The lantern (the structure which enclosed the lantern room, and which protected the optical apparatus) had three main parts, as follows. The base (sometimes called the murette) was hexagonal in plan, framed in timber, clad with iron on the outside. There was a low door in the base through which the keeper could crawl out onto the balcony. Above the base was the glazed section, also hexagonal in plan, with glass panes in a slender framework of iron. On top was the lantern roof (sometimes called a dome or cupola) of metal sheeting on an iron frame, with six facets curved to form a dome. At the peak of the roof was a weatherproof vent for the lamp smoke to escape. All of the parts just described were locally made in Queensland. Inside the lantern room was mounted the optical apparatus, manufactured by Chance Brothers & Company, lighthouse engineers, in their factory at Smethwick near Birmingham, UK. The apparatus consisted of a rotating lens assembly of 250 mm focal radius which concentrated the light from a kerosene wick burner into several rays of light. As the lens assembly was slowly rotated by a clockwork (powered by a weight descending in the weight tube) the rays of light travelled around the horizon, showing an intense flash of white light of 4,000 candlepower every 30 seconds to a navigator on a ship (GBRMPA, Reichelt , 2012).

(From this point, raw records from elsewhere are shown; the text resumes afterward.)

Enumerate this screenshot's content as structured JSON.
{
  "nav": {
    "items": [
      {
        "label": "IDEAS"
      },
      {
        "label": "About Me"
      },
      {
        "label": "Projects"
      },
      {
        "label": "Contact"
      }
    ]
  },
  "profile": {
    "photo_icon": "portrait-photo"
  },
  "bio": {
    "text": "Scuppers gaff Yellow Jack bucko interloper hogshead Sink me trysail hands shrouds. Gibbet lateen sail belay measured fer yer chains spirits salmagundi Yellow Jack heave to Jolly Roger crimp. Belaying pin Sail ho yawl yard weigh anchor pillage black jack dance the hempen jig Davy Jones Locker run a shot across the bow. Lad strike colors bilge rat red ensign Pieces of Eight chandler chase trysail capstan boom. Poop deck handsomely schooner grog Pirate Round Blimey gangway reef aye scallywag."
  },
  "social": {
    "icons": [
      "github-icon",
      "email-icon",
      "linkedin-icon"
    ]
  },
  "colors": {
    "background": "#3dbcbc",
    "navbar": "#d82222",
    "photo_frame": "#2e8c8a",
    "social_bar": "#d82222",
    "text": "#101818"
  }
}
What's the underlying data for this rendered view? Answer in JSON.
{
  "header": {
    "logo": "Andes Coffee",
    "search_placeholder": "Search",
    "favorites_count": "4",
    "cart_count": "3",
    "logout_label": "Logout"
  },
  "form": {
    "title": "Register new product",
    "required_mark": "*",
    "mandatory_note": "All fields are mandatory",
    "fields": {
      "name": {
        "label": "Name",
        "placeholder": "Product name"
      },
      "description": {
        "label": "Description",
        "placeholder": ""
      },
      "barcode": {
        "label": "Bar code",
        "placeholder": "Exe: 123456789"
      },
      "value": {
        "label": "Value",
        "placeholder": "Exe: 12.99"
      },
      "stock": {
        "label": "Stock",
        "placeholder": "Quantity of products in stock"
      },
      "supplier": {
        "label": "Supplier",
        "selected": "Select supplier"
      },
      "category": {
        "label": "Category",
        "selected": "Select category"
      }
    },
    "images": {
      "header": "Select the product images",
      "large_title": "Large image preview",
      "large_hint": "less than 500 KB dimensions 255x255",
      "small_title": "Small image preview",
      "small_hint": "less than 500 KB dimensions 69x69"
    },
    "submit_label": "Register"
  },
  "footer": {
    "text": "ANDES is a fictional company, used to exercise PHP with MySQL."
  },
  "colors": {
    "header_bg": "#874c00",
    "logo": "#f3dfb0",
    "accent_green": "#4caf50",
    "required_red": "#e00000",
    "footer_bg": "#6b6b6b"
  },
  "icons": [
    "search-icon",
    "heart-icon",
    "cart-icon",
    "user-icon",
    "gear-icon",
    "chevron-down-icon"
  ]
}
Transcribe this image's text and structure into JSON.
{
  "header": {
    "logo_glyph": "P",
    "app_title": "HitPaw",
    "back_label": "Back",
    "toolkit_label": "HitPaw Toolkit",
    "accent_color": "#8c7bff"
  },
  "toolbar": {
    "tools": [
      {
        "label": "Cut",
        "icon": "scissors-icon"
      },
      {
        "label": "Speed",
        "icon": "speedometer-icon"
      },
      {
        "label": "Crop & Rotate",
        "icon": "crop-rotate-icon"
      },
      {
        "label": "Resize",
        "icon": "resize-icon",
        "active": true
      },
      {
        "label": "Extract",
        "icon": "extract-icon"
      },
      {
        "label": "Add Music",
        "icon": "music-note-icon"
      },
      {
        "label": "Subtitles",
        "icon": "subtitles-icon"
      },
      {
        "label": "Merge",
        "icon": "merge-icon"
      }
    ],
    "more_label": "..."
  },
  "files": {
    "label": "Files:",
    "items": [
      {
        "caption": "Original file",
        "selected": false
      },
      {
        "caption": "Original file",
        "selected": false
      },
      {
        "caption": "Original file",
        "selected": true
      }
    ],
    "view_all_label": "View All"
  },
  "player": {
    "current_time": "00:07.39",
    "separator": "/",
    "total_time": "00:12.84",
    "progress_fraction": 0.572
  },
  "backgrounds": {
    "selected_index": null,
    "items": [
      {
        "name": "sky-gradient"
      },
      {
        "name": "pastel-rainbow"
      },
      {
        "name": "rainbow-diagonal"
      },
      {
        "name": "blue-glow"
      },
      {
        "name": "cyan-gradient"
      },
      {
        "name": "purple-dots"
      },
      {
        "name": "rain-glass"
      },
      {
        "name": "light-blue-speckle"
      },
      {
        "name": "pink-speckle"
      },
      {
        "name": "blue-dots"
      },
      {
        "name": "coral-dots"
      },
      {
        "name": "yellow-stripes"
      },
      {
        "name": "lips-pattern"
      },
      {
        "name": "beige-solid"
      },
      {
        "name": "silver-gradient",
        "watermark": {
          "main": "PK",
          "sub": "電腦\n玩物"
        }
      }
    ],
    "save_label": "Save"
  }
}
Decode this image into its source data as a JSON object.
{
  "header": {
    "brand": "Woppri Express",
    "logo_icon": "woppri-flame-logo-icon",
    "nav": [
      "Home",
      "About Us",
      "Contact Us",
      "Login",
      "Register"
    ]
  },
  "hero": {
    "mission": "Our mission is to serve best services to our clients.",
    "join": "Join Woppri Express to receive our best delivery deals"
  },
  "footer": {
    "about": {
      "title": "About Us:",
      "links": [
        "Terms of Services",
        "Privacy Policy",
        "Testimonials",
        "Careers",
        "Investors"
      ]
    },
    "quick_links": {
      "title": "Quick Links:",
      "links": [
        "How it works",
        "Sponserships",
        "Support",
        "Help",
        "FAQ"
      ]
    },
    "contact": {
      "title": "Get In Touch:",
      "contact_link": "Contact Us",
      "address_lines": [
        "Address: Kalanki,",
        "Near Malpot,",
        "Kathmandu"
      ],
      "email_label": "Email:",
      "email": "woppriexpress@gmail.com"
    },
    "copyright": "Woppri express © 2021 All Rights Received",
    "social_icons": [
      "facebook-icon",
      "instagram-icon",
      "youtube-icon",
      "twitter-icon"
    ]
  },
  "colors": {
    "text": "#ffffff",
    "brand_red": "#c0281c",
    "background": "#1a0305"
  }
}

On the 13th of November 2023, we commenced lighthouse week on Lady Elliot Island. Visitors joined us during the week for a tour through our lighthouse and learned first-hand about the amazing story it can tell.

Further reading and resources:


  • Australian Maritime Safety Authority 1962, ‘Lady Elliot Island Lighthouse Maintenance Records 1952-62’, Unpublished report, to AMSA, Canberra.
  • J. H. Thorburn, “Major lighthouses of Queensland,” Queensland Heritage 1, no. 6 (1967): 24; “Arrival of the SS Sunfoo,” Brisbane Courier, December 13, 1873,
  • Chance Brothers and Company Limited n.d. a , Lady Elliot Isle. General Arrangement of 4th Order Apparatus, Chance Brothers and Company Limited, Lighthouse Engineers, Smethwick, Birmingham. Australian Maritime Safety Authority drawing CN09-053-01[1].TIF.
  • Great Barrier Reef Marine Park Authority 2005, Home Page, GBRMPA, Townsville, viewed 10/8/2011.